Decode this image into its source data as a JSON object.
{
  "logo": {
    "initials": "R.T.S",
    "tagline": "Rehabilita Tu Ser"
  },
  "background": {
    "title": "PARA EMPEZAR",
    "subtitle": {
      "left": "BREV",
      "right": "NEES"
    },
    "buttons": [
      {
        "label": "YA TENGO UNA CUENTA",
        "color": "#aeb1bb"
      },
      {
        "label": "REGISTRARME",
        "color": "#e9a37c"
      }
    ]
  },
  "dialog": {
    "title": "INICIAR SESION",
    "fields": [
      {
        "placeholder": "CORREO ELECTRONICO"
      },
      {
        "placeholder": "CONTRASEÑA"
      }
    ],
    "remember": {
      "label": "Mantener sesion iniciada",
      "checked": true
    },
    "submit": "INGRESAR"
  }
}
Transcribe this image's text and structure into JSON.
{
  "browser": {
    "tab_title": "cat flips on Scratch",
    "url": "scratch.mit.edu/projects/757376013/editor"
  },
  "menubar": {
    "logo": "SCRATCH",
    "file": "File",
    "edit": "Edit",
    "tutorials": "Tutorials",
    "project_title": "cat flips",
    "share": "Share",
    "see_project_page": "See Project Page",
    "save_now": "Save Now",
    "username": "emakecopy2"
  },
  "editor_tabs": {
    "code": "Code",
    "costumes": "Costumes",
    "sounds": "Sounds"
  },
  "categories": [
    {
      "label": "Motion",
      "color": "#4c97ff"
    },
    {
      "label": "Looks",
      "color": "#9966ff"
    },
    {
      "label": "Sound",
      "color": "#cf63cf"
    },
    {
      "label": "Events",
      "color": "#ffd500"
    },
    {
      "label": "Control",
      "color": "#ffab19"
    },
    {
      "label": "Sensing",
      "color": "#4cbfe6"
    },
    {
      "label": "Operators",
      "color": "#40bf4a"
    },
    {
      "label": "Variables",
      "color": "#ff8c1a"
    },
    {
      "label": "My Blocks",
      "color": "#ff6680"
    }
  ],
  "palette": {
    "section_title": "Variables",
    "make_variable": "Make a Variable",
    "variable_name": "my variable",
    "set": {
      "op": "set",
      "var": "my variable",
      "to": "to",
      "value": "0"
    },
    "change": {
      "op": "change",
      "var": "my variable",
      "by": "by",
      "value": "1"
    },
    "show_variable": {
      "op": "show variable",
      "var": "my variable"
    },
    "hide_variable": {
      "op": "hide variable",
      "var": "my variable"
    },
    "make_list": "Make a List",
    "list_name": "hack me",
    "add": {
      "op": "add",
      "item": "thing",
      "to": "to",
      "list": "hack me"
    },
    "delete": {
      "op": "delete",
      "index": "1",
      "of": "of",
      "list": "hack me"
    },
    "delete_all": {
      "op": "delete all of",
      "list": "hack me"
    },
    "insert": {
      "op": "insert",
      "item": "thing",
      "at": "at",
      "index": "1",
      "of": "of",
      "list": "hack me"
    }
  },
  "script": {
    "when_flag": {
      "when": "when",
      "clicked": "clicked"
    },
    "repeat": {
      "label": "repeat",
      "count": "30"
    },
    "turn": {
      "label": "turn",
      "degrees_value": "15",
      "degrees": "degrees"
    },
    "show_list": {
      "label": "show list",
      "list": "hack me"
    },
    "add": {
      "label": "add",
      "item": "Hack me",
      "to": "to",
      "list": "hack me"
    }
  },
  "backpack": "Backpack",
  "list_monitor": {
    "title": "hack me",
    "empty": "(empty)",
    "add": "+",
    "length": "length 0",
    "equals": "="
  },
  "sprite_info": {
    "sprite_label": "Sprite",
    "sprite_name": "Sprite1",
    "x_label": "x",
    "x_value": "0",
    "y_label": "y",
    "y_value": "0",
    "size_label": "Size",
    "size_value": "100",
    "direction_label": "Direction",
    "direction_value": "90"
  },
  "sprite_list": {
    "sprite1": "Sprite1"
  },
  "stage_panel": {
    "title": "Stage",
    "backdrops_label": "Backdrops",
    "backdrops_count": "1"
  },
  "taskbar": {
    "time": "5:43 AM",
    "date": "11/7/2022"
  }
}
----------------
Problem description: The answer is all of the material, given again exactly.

Result of the task:
Decode this image into its source data as a JSON object.
{
  "logo": {
    "initials": "R.T.S",
    "tagline": "Rehabilita Tu Ser"
  },
  "background": {
    "title": "PARA EMPEZAR",
    "subtitle": {
      "left": "BREV",
      "right": "NEES"
    },
    "buttons": [
      {
        "label": "YA TENGO UNA CUENTA",
        "color": "#aeb1bb"
      },
      {
        "label": "REGISTRARME",
        "color": "#e9a37c"
      }
    ]
  },
  "dialog": {
    "title": "INICIAR SESION",
    "fields": [
      {
        "placeholder": "CORREO ELECTRONICO"
      },
      {
        "placeholder": "CONTRASEÑA"
      }
    ],
    "remember": {
      "label": "Mantener sesion iniciada",
      "checked": true
    },
    "submit": "INGRESAR"
  }
}
Transcribe this image's text and structure into JSON.
{
  "browser": {
    "tab_title": "cat flips on Scratch",
    "url": "scratch.mit.edu/projects/757376013/editor"
  },
  "menubar": {
    "logo": "SCRATCH",
    "file": "File",
    "edit": "Edit",
    "tutorials": "Tutorials",
    "project_title": "cat flips",
    "share": "Share",
    "see_project_page": "See Project Page",
    "save_now": "Save Now",
    "username": "emakecopy2"
  },
  "editor_tabs": {
    "code": "Code",
    "costumes": "Costumes",
    "sounds": "Sounds"
  },
  "categories": [
    {
      "label": "Motion",
      "color": "#4c97ff"
    },
    {
      "label": "Looks",
      "color": "#9966ff"
    },
    {
      "label": "Sound",
      "color": "#cf63cf"
    },
    {
      "label": "Events",
      "color": "#ffd500"
    },
    {
      "label": "Control",
      "color": "#ffab19"
    },
    {
      "label": "Sensing",
      "color": "#4cbfe6"
    },
    {
      "label": "Operators",
      "color": "#40bf4a"
    },
    {
      "label": "Variables",
      "color": "#ff8c1a"
    },
    {
      "label": "My Blocks",
      "color": "#ff6680"
    }
  ],
  "palette": {
    "section_title": "Variables",
    "make_variable": "Make a Variable",
    "variable_name": "my variable",
    "set": {
      "op": "set",
      "var": "my variable",
      "to": "to",
      "value": "0"
    },
    "change": {
      "op": "change",
      "var": "my variable",
      "by": "by",
      "value": "1"
    },
    "show_variable": {
      "op": "show variable",
      "var": "my variable"
    },
    "hide_variable": {
      "op": "hide variable",
      "var": "my variable"
    },
    "make_list": "Make a List",
    "list_name": "hack me",
    "add": {
      "op": "add",
      "item": "thing",
      "to": "to",
      "list": "hack me"
    },
    "delete": {
      "op": "delete",
      "index": "1",
      "of": "of",
      "list": "hack me"
    },
    "delete_all": {
      "op": "delete all of",
      "list": "hack me"
    },
    "insert": {
      "op": "insert",
      "item": "thing",
      "at": "at",
      "index": "1",
      "of": "of",
      "list": "hack me"
    }
  },
  "script": {
    "when_flag": {
      "when": "when",
      "clicked": "clicked"
    },
    "repeat": {
      "label": "repeat",
      "count": "30"
    },
    "turn": {
      "label": "turn",
      "degrees_value": "15",
      "degrees": "degrees"
    },
    "show_list": {
      "label": "show list",
      "list": "hack me"
    },
    "add": {
      "label": "add",
      "item": "Hack me",
      "to": "to",
      "list": "hack me"
    }
  },
  "backpack": "Backpack",
  "list_monitor": {
    "title": "hack me",
    "empty": "(empty)",
    "add": "+",
    "length": "length 0",
    "equals": "="
  },
  "sprite_info": {
    "sprite_label": "Sprite",
    "sprite_name": "Sprite1",
    "x_label": "x",
    "x_value": "0",
    "y_label": "y",
    "y_value": "0",
    "size_label": "Size",
    "size_value": "100",
    "direction_label": "Direction",
    "direction_value": "90"
  },
  "sprite_list": {
    "sprite1": "Sprite1"
  },
  "stage_panel": {
    "title": "Stage",
    "backdrops_label": "Backdrops",
    "backdrops_count": "1"
  },
  "taskbar": {
    "time": "5:43 AM",
    "date": "11/7/2022"
  }
}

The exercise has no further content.